Work instructions = Only the lines holding "selected" are wanted. Copy every one from the records below.

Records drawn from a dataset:
○ ○ ○ ○ ○

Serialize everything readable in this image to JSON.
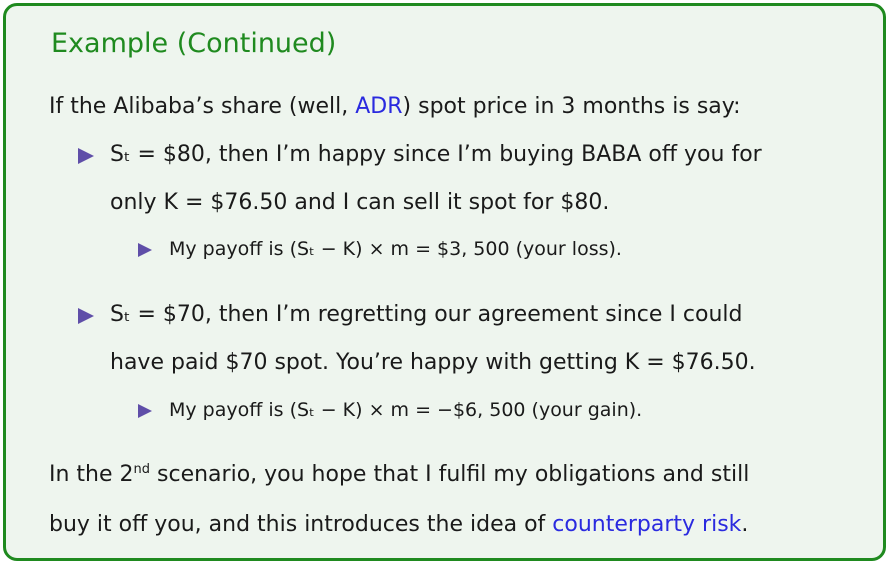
{
  "title": "Example (Continued)",
  "intro": {
    "before": "If the Alibaba’s share (well, ",
    "link": "ADR",
    "after": ") spot price in 3 months is say:"
  },
  "bullet1": {
    "line1": "Sₜ = $80, then I’m happy since I’m buying BABA off you for",
    "line2": "only K = $76.50 and I can sell it spot for $80.",
    "sub": "My payoff is (Sₜ − K) × m = $3, 500 (your loss)."
  },
  "bullet2": {
    "line1": "Sₜ = $70, then I’m regretting our agreement since I could",
    "line2": "have paid $70 spot. You’re happy with getting K = $76.50.",
    "sub": "My payoff is (Sₜ − K) × m = −$6, 500 (your gain)."
  },
  "outro": {
    "line1_before": "In the 2",
    "line1_sup": "nd",
    "line1_after": " scenario, you hope that I fulfil my obligations and still",
    "line2_before": "buy it off you, and this introduces the idea of ",
    "line2_link": "counterparty risk",
    "line2_after": "."
  },
  "colors": {
    "frame": "#1f8a1f",
    "background": "#eef5ee",
    "bullet": "#5f4ea8",
    "link": "#2a2adf"
  }
}
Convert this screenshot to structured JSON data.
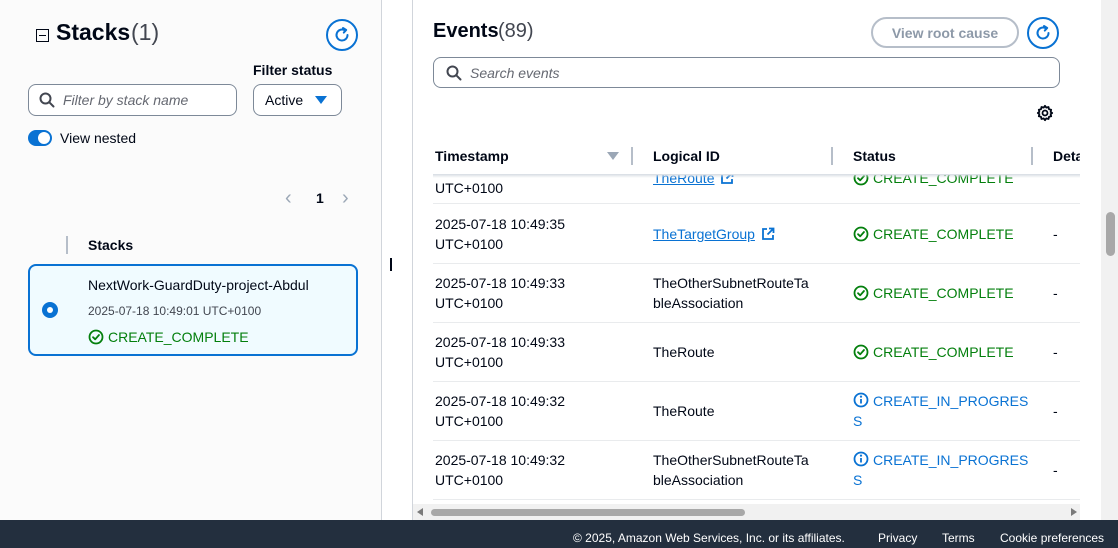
{
  "stacks_panel": {
    "title": "Stacks",
    "count": "(1)",
    "refresh_icon": "refresh-icon",
    "filter_status_label": "Filter status",
    "search_placeholder": "Filter by stack name",
    "filter_status_value": "Active",
    "view_nested_label": "View nested",
    "view_nested_on": true,
    "pagination": {
      "current_page": "1"
    },
    "column_header": "Stacks",
    "stacks": [
      {
        "name": "NextWork-GuardDuty-project-Abdul",
        "created": "2025-07-18 10:49:01 UTC+0100",
        "status": "CREATE_COMPLETE",
        "selected": true
      }
    ]
  },
  "events_panel": {
    "title": "Events",
    "count": "(89)",
    "view_root_cause_label": "View root cause",
    "search_placeholder": "Search events",
    "columns": [
      "Timestamp",
      "Logical ID",
      "Status",
      "Deta"
    ],
    "partial_row": {
      "timestamp_line2": "UTC+0100",
      "logical_id": "TheRoute",
      "status": "CREATE_COMPLETE"
    },
    "rows": [
      {
        "ts1": "2025-07-18 10:49:35",
        "ts2": "UTC+0100",
        "id1": "TheTargetGroup",
        "id2": "",
        "id_link": true,
        "status1": "CREATE_COMPLETE",
        "status2": "",
        "status_kind": "complete",
        "detail": "-"
      },
      {
        "ts1": "2025-07-18 10:49:33",
        "ts2": "UTC+0100",
        "id1": "TheOtherSubnetRouteTa",
        "id2": "bleAssociation",
        "id_link": false,
        "status1": "CREATE_COMPLETE",
        "status2": "",
        "status_kind": "complete",
        "detail": "-"
      },
      {
        "ts1": "2025-07-18 10:49:33",
        "ts2": "UTC+0100",
        "id1": "TheRoute",
        "id2": "",
        "id_link": false,
        "status1": "CREATE_COMPLETE",
        "status2": "",
        "status_kind": "complete",
        "detail": "-"
      },
      {
        "ts1": "2025-07-18 10:49:32",
        "ts2": "UTC+0100",
        "id1": "TheRoute",
        "id2": "",
        "id_link": false,
        "status1": "CREATE_IN_PROGRES",
        "status2": "S",
        "status_kind": "in-progress",
        "detail": "-"
      },
      {
        "ts1": "2025-07-18 10:49:32",
        "ts2": "UTC+0100",
        "id1": "TheOtherSubnetRouteTa",
        "id2": "bleAssociation",
        "id_link": false,
        "status1": "CREATE_IN_PROGRES",
        "status2": "S",
        "status_kind": "in-progress",
        "detail": "-"
      }
    ]
  },
  "footer": {
    "copyright": "© 2025, Amazon Web Services, Inc. or its affiliates.",
    "privacy": "Privacy",
    "terms": "Terms",
    "cookie_preferences": "Cookie preferences"
  },
  "colors": {
    "accent": "#0972d3",
    "success": "#037f0c",
    "footer_bg": "#232f3e"
  }
}
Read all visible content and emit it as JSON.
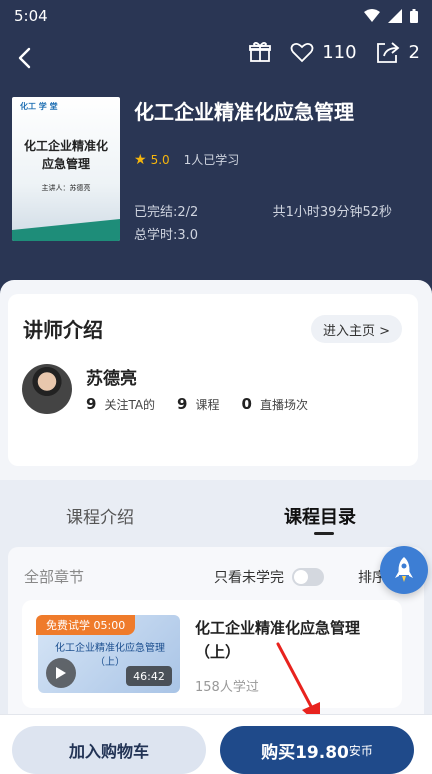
{
  "status_bar": {
    "time": "5:04"
  },
  "nav": {
    "likes": "110",
    "shares": "2"
  },
  "course": {
    "cover_logo": "化工 学 堂",
    "cover_title_line1": "化工企业精准化",
    "cover_title_line2": "应急管理",
    "cover_lecturer": "主讲人：苏德亮",
    "title": "化工企业精准化应急管理",
    "rating": "5.0",
    "learners": "1人已学习",
    "progress": "已完结:2/2",
    "total_time": "共1小时39分钟52秒",
    "total_hours": "总学时:3.0"
  },
  "teacher": {
    "heading": "讲师介绍",
    "homepage_label": "进入主页 >",
    "name": "苏德亮",
    "followers_num": "9",
    "followers_label": "关注TA的",
    "courses_num": "9",
    "courses_label": "课程",
    "live_num": "0",
    "live_label": "直播场次"
  },
  "tabs": {
    "intro": "课程介绍",
    "catalog": "课程目录"
  },
  "catalog": {
    "all_chapters": "全部章节",
    "only_unlearned": "只看未学完",
    "sort": "排序"
  },
  "lesson": {
    "trial_badge": "免费试学 05:00",
    "thumb_title": "化工企业精准化应急管理（上）",
    "duration": "46:42",
    "title": "化工企业精准化应急管理（上）",
    "learners": "158人学过"
  },
  "bottom": {
    "cart_label": "加入购物车",
    "buy_label": "购买19.80",
    "buy_unit": "安币"
  },
  "colors": {
    "header_bg": "#2a3654",
    "primary": "#1f4a8a",
    "star": "#f5b50d",
    "trial_badge": "#ef7b2b",
    "annotation_arrow": "#e8231e"
  }
}
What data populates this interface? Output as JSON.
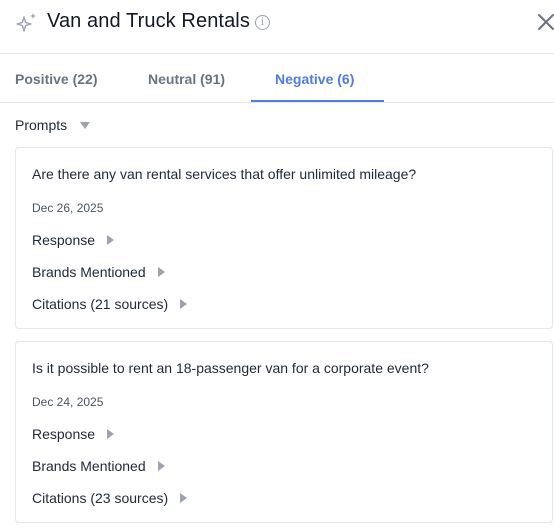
{
  "header": {
    "title": "Van and Truck Rentals",
    "icons": {
      "sparkle": "sparkle-icon",
      "info": "info-icon",
      "close": "close-icon"
    }
  },
  "tabs": [
    {
      "label": "Positive (22)",
      "active": false
    },
    {
      "label": "Neutral (91)",
      "active": false
    },
    {
      "label": "Negative (6)",
      "active": true
    }
  ],
  "filter": {
    "label": "Prompts"
  },
  "prompts": [
    {
      "question": "Are there any van rental services that offer unlimited mileage?",
      "date": "Dec 26, 2025",
      "response_label": "Response",
      "brands_label": "Brands Mentioned",
      "citations_label": "Citations (21 sources)"
    },
    {
      "question": "Is it possible to rent an 18-passenger van for a corporate event?",
      "date": "Dec 24, 2025",
      "response_label": "Response",
      "brands_label": "Brands Mentioned",
      "citations_label": "Citations (23 sources)"
    }
  ],
  "colors": {
    "accent": "#4f7ae8",
    "muted": "#6b7280",
    "border": "#e5e7eb"
  }
}
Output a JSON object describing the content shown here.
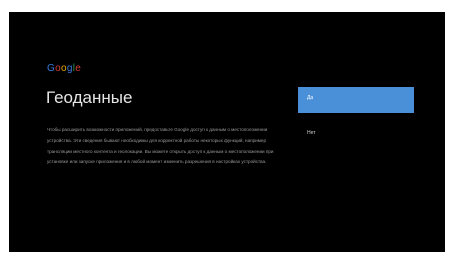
{
  "brand": {
    "logo_letters": [
      {
        "char": "G",
        "color": "#4285F4"
      },
      {
        "char": "o",
        "color": "#EA4335"
      },
      {
        "char": "o",
        "color": "#FBBC05"
      },
      {
        "char": "g",
        "color": "#4285F4"
      },
      {
        "char": "l",
        "color": "#34A853"
      },
      {
        "char": "e",
        "color": "#EA4335"
      }
    ]
  },
  "screen": {
    "title": "Геоданные",
    "description": "Чтобы расширить возможности приложений, предоставьте Google доступ к данным о местоположении устройства. Эти сведения бывают необходимы для корректной работы некоторых функций, например трансляции местного контента и геолокации. Вы можете открыть доступ к данным о местоположении при установке или запуске приложения и в любой момент изменить разрешения в настройках устройства."
  },
  "options": [
    {
      "label": "Да",
      "selected": true
    },
    {
      "label": "Нет",
      "selected": false
    }
  ],
  "colors": {
    "background": "#000000",
    "accent": "#4a90d9",
    "title_text": "#e6e6e6",
    "body_text": "#9a9a9a"
  }
}
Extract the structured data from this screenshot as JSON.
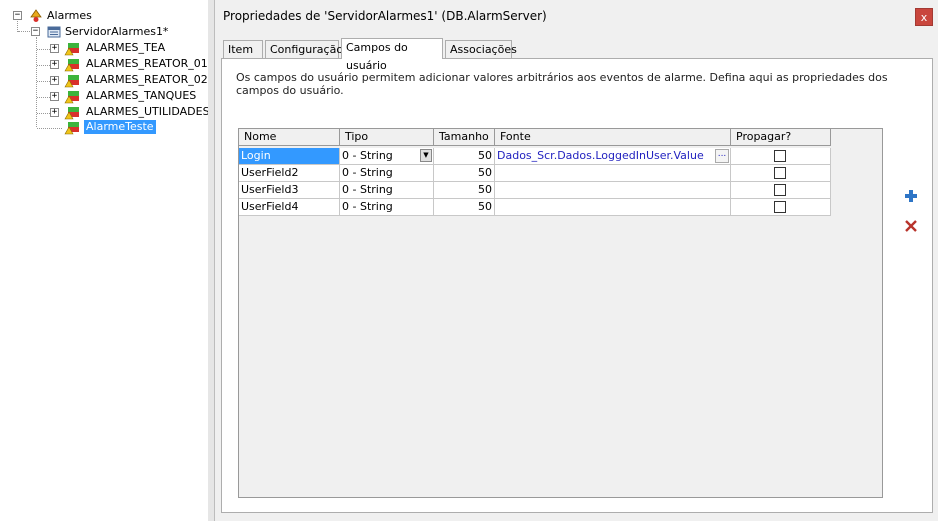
{
  "tree": {
    "root": "Alarmes",
    "server": "ServidorAlarmes1*",
    "groups": [
      "ALARMES_TEA",
      "ALARMES_REATOR_01",
      "ALARMES_REATOR_02",
      "ALARMES_TANQUES",
      "ALARMES_UTILIDADES"
    ],
    "selected": "AlarmeTeste",
    "expand_symbol": "+",
    "collapse_symbol": "−"
  },
  "dialog": {
    "title": "Propriedades de 'ServidorAlarmes1' (DB.AlarmServer)",
    "close_label": "x",
    "tabs": [
      {
        "label": "Item",
        "active": false
      },
      {
        "label": "Configuração",
        "active": false
      },
      {
        "label": "Campos do usuário",
        "active": true
      },
      {
        "label": "Associações",
        "active": false
      }
    ],
    "description": "Os campos do usuário permitem adicionar valores arbitrários aos eventos de alarme. Defina aqui as propriedades dos campos do usuário."
  },
  "grid": {
    "columns": [
      "Nome",
      "Tipo",
      "Tamanho",
      "Fonte",
      "Propagar?"
    ],
    "rows": [
      {
        "nome": "Login",
        "tipo": "0 - String",
        "tamanho": "50",
        "fonte": "Dados_Scr.Dados.LoggedInUser.Value",
        "propagar": false
      },
      {
        "nome": "UserField2",
        "tipo": "0 - String",
        "tamanho": "50",
        "fonte": "",
        "propagar": false
      },
      {
        "nome": "UserField3",
        "tipo": "0 - String",
        "tamanho": "50",
        "fonte": "",
        "propagar": false
      },
      {
        "nome": "UserField4",
        "tipo": "0 - String",
        "tamanho": "50",
        "fonte": "",
        "propagar": false
      }
    ],
    "ellipsis": "...",
    "dropdown_arrow": "▼"
  },
  "actions": {
    "add_icon": "plus-icon",
    "delete_icon": "delete-x-icon",
    "add_color": "#2e75c6",
    "delete_color": "#b8332b"
  },
  "colors": {
    "selection": "#3399ff",
    "fonte_text": "#1f1fbf",
    "close_bg": "#c9463d"
  }
}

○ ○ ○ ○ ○

Written solution =
        "selected": true
      "selected": true
      "selected": false
    "selected": "AlarmeTeste",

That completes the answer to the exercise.